Eminent British designer Peter Horbury is responsible for its coupe-like styling which I think looks superb. Classy and expensive looking, it offers an attractive alternative to its German rivals in the compact executive sector.
The S60’s interior is typically Volvo, modern, uncluttered and driver orientated, with the controls positioned intuitively, and the “floating” centre console still a prominent feature.
Trimmed with leather and wood, the car I tested looked superb, and the fit and finish was as good as you would expect.
In the back, there is more room for rear passengers, while the boot is big enough without being enormous.
Engine choice was initially limited to two diesel units, both with five cylinders – the 163 PS D3 which I tested, the 205PS D5, and the top of the range 304PS T6 petrol engine. More models are joining the line-up all the time and will eventually include the 115PS diesel DRIVe and three new petrol engines – the 240 PS T5, 180 PS T4 and 150 PS T3.
The petrol engines are new four-cylinder gasoline turbo direct injection GTDi units, with the 2.0-litre version the first in the world to use a sheet-steel rather than the more conventional cast-iron turbocharger. Steel is lighter and has lower heat radiation, improving efficiency.
The S60’s chassis has been completely re-engineered – the company says that, dynamically, this is the best Volvo they have ever built, with the emphasis on comfort, agility and responsiveness.
Having spent a few hours at the wheel, I have to say I was impressed. Volvo developed the car’s suspension set-up on the UK’s B-roads which are acknowledged as being among the most challenging in the world due to their bumps and camber changes. If a car’s suspension works well here, it will ride and handle well anywhere in the world.
It has certainly paid off in the S60’s case. I was impressed with the car’s handling on Lincolnshire’s back roads which I know well. This S60 inspires confidence, far more than its predecessor ever did. The smaller steering wheel, stiffer steering column and faster rack all help it to turn in accurately, soak up the bumps brilliantly, and take quick changes of direction in its stride. Even a particularly bad off-camber corner, which unsettles many cars I test, didn’t phase this one.

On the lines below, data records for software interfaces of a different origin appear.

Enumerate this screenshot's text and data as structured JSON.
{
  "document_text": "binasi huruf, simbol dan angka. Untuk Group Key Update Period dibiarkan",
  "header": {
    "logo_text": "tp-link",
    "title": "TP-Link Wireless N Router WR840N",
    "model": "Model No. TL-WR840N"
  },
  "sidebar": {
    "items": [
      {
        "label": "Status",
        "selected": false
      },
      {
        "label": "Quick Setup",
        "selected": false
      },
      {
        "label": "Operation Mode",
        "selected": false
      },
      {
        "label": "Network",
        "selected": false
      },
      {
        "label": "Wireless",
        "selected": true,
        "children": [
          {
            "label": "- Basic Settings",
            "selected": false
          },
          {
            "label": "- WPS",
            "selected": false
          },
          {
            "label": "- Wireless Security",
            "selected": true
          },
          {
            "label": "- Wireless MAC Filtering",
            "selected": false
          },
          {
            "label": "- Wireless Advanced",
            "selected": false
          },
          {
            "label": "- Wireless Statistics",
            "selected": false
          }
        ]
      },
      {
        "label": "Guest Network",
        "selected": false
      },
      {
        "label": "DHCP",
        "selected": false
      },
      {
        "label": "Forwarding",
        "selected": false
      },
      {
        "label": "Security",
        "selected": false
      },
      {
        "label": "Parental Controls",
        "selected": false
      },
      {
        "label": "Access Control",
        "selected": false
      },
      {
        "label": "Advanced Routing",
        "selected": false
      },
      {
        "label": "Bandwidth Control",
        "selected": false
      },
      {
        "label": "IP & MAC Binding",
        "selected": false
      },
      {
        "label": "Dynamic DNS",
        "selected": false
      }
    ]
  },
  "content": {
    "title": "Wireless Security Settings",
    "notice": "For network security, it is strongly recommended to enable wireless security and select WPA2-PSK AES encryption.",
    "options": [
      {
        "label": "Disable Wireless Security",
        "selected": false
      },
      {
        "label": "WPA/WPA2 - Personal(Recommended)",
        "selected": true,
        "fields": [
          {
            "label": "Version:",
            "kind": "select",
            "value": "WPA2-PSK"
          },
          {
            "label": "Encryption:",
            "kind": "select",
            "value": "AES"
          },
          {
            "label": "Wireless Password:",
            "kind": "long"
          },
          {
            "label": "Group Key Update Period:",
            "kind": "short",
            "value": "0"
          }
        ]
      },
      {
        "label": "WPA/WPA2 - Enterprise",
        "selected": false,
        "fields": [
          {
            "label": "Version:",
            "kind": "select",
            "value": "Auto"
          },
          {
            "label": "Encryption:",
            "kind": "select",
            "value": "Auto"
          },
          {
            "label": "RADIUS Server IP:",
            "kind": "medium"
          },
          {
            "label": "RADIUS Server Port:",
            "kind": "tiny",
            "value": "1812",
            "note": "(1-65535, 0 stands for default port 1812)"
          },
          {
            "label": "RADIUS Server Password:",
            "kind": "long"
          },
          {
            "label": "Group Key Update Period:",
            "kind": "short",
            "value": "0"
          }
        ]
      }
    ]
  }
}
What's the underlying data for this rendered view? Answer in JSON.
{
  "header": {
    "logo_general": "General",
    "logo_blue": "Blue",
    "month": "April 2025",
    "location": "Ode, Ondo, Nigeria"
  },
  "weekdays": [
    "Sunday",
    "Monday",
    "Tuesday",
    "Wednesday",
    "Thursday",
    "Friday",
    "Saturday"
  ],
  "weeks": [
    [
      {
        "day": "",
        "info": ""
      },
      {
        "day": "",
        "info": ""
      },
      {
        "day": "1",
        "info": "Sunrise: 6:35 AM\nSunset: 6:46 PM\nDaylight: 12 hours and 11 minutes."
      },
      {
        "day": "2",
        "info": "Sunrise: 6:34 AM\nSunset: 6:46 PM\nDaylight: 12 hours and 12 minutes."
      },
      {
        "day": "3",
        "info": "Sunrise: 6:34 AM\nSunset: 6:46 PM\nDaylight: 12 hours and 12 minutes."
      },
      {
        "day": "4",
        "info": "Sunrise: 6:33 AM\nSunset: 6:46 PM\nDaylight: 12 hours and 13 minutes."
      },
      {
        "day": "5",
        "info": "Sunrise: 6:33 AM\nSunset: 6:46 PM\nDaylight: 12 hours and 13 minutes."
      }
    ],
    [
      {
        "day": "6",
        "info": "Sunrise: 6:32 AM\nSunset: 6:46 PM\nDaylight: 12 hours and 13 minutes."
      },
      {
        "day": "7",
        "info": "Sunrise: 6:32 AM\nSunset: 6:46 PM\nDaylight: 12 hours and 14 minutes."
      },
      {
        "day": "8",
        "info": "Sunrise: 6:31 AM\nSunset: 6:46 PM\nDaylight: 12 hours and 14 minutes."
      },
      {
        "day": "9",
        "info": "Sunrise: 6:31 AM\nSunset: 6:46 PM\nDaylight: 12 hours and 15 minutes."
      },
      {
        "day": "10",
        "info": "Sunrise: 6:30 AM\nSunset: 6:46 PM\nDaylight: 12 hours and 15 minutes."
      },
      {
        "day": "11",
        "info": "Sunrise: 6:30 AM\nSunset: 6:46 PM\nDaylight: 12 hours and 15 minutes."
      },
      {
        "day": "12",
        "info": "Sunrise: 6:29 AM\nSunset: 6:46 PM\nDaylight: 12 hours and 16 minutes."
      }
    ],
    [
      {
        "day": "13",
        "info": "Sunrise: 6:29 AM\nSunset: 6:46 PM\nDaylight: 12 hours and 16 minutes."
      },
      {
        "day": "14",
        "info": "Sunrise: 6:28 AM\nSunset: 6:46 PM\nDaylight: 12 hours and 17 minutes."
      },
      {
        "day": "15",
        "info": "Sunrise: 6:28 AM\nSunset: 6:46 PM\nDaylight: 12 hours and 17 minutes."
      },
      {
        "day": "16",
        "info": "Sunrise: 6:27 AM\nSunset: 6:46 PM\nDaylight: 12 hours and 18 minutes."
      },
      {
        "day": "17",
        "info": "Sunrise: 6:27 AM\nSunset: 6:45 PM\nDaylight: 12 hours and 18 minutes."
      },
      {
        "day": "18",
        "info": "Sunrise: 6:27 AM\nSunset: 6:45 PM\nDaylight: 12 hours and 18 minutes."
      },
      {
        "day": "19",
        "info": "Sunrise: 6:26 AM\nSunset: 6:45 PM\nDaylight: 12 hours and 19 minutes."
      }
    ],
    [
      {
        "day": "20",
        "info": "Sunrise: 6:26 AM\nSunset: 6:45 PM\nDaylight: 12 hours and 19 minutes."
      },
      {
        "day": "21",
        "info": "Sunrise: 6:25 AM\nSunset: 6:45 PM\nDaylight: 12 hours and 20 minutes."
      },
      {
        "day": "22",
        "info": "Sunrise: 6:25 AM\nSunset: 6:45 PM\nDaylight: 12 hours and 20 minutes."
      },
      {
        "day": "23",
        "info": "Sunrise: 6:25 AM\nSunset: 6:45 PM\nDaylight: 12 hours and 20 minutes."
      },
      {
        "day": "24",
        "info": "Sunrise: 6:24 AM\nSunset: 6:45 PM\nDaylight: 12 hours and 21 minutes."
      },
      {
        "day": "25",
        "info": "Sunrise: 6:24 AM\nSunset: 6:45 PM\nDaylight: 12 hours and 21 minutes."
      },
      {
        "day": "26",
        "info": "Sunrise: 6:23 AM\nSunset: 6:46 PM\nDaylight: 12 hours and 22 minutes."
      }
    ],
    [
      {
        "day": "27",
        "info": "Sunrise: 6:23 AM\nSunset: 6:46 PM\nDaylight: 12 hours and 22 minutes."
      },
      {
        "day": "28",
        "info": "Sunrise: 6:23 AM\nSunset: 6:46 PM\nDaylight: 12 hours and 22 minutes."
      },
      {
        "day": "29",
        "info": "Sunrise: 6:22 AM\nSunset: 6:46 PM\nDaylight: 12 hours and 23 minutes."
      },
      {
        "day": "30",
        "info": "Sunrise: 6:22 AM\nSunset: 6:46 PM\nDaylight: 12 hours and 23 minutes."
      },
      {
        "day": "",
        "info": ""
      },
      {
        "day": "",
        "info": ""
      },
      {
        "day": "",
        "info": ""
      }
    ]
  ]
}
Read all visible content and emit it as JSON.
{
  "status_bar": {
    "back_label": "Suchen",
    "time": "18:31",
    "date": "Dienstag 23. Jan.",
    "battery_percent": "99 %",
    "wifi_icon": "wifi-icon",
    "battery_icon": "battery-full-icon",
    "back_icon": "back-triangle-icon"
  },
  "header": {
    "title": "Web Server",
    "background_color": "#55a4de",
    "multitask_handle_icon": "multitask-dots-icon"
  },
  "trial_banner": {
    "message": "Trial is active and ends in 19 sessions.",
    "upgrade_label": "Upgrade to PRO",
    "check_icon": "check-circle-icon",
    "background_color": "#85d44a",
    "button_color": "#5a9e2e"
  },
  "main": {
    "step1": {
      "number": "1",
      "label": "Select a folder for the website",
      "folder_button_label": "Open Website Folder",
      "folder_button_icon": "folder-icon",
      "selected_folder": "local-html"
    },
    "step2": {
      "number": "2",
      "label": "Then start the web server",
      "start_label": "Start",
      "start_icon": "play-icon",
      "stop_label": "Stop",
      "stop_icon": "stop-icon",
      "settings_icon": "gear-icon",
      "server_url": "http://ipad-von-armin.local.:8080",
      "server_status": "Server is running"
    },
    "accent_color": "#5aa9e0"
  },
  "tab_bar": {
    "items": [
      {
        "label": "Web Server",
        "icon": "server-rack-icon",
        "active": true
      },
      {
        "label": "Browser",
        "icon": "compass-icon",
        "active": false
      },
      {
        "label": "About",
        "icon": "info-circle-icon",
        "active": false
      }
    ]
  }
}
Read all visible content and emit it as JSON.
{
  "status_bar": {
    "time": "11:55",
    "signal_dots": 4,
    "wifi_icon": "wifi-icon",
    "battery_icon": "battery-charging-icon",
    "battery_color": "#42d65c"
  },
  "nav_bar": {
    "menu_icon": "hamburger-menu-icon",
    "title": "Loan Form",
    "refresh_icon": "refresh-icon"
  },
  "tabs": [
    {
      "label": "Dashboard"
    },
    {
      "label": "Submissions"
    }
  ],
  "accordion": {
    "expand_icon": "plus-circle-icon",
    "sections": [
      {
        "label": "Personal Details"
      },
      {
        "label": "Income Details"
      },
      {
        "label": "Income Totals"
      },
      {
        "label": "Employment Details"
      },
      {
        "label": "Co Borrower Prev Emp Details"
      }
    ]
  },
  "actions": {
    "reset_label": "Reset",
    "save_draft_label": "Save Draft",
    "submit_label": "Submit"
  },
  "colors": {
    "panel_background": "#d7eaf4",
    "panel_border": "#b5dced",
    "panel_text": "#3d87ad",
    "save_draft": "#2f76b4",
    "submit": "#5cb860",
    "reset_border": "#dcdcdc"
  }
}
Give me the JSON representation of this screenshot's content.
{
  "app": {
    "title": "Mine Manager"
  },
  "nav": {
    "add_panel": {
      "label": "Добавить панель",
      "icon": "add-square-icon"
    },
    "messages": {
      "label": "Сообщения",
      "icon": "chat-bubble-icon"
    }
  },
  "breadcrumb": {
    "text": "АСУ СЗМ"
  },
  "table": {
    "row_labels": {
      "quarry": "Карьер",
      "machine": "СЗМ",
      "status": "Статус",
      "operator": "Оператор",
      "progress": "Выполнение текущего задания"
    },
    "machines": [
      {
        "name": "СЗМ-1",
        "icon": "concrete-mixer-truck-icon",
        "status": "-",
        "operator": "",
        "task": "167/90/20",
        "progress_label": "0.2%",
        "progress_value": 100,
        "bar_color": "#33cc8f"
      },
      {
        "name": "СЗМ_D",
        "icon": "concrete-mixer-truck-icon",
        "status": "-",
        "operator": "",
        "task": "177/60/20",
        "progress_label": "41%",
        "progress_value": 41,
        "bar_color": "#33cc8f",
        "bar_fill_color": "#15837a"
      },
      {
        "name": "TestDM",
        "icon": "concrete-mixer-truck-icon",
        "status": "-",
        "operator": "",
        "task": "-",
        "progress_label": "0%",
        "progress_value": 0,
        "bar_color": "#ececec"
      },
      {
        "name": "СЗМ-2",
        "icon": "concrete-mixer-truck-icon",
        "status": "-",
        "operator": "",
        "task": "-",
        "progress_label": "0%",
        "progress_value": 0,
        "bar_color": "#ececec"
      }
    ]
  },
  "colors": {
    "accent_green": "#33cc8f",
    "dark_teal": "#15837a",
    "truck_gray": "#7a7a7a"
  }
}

It’s just as impressive on the motorway too, cruising quietly at speed. Wind and road noise are kept to an absolute minimum, adding to this car’s luxury credentials.
I was genuinely impressed with this car. It was one of those I didn’t want to hand back – something buyers won’t have to do. And for them, there’s more good news. Industry experts CAP say that after three years/60,000 miles, it will retain 35% of its original price – the same as a BMW 320d or an Audi A4, and 4% more than a comparable Passat or Lexus, and way above the Vauxhall and Ford contenders.
Worth a look then? Definitely, in my book.
THE VITAL STATISTICS
MODEL: S60 D3 (163 PS) SE Premium.
VOLVO S60 RANGE: From T3 (150ps) ES Start/Stop 4dr (£21,995) to T6 AWD R-DESIGN Premium Geartronic 4dr (£35,495).
ENGINE: 1984cc, 163PS five-cylinder engine, driving front wheels through 6-speed Geartronic gearbox.
CO2 EMISSIONS: 154g/km.
PERFORMANCE: Top speed 134mph. 0-62mph in 8.7 secs.
ECONOMY: City: 35.3mpg.
Fuel tank: 67.5 litres.
WARRANTY: 3 years/60,000 miles.
All data correct at time of publishing.